Arabic medical portal Altibbi.com has just launched two major improvements to its comprehensive diagnosis platform: the first Arab physician's network and a completely Arabic symptom checker.
The Arab physician's network now allows any doctor to sign up an answer questions on AlTibbi, while giving users the ability to can "follow" doctors and view recent answers and responses in a news feed upon sign-in. Through this network, users can get opinions from verified physicians from around the region and communicate directly with them on the site.
It's a big step forward in terms of opening up the physician community on AlTibbi, says Amman-based founder and CEO Jalil Allabadi. "Before, several of these elements- patient's questions, doctor's posts, and patient feedback- were siloed on AlTibbi. Now they are completely connected, and doctors can open their networks to provide services to a broader community of patients."
The system is designed so that only doctors can vet each other's comments by clicking an "Agree" button; replies with the most "Agrees" rise to the top of the discussion. Patients can also now click a "Thank" button to thank doctors, and access them directly for follow-up, all through the automated site. With 100 physicians joining AlTibbi daily, it promises to become the largest medical-focused social network in the region.
As we reported in February, AlTibbi already answers 150-200 questions a day on its site, and has taken strides to build from an Arabic medical dictionary of 65,000 medical terms to a 1.2 million-page site that also boasts over 105 interactive education videos in Arabic.

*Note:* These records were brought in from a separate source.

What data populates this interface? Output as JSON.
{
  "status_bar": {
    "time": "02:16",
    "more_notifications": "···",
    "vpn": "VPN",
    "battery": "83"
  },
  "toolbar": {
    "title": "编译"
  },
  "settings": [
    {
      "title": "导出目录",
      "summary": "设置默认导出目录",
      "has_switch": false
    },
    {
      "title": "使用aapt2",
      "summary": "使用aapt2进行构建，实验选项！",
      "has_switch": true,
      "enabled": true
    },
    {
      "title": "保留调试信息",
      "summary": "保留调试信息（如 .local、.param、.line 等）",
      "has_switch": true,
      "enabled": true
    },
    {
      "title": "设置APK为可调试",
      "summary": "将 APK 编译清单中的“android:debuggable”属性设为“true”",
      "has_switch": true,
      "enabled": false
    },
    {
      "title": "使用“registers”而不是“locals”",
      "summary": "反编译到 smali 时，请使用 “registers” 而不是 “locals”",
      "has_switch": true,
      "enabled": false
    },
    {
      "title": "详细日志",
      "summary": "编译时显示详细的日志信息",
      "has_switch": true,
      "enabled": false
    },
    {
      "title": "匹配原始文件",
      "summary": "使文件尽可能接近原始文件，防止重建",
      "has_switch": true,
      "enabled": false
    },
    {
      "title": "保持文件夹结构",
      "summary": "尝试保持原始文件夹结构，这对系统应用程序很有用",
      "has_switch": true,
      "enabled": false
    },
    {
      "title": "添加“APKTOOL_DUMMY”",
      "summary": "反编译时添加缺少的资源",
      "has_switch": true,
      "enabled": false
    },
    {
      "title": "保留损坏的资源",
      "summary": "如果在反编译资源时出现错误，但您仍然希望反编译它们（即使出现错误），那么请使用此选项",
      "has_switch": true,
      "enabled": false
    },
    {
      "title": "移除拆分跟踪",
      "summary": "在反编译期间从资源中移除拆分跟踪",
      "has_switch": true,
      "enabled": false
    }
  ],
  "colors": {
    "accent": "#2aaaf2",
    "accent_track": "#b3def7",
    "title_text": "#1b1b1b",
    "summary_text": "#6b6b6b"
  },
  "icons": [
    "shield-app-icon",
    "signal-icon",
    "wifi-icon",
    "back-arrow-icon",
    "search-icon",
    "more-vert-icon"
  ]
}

But its biggest coup may be launching the first fully Arabic symptom checker, under the name "Mouchakhess AlTibbi" (مشخص الطبي). This now allows patients to quickly diagnose their symptoms through an automated series of questions, or browse related conditions, with the caveat that they should always seek out a doctor for confirmation rather than take an online diagnosis as final.
While symptom checkers are prolific on other sites, none have been released in Arabic thus far. The process was far from simple, says Allabadi. While AlTibbi considered buying a symptom-checker from established U.S.-based medical portals, the team realized that building one to suit the Arab World would involve far more than simply translating a set of terms into Arabic.
"Symptoms are related to cultures," Allabadi points out. "We wanted to target the top 100 conditions that people suffer from the most in our culture, not simply import another culture's conditions."
To accurately capture the region's ailments, AlTibbi used its own data to connect the 100 most frequent symptoms with 10,000 related conditions, working with doctors and programmers for 5 months to build a fully functional diagnosis tool. While several other startups in the region have pitched the idea of creating one, no one has built a diagnosis platform that's completely native. "Another startup founder recently asked me how much we paid for our platform, because that's the default assumption," Allabadi says. "I had to explain that we actually built it ourselves."
In future iterations, AlTibbi will add specializations for sexes and ages, and more specific and rarer conditions. For now, the platform continues to be a trailblazer. The site already has iOS and Android apps; next up, hopefully we will see the apps incorporating the symptom checker to boost on-the-go accessibility.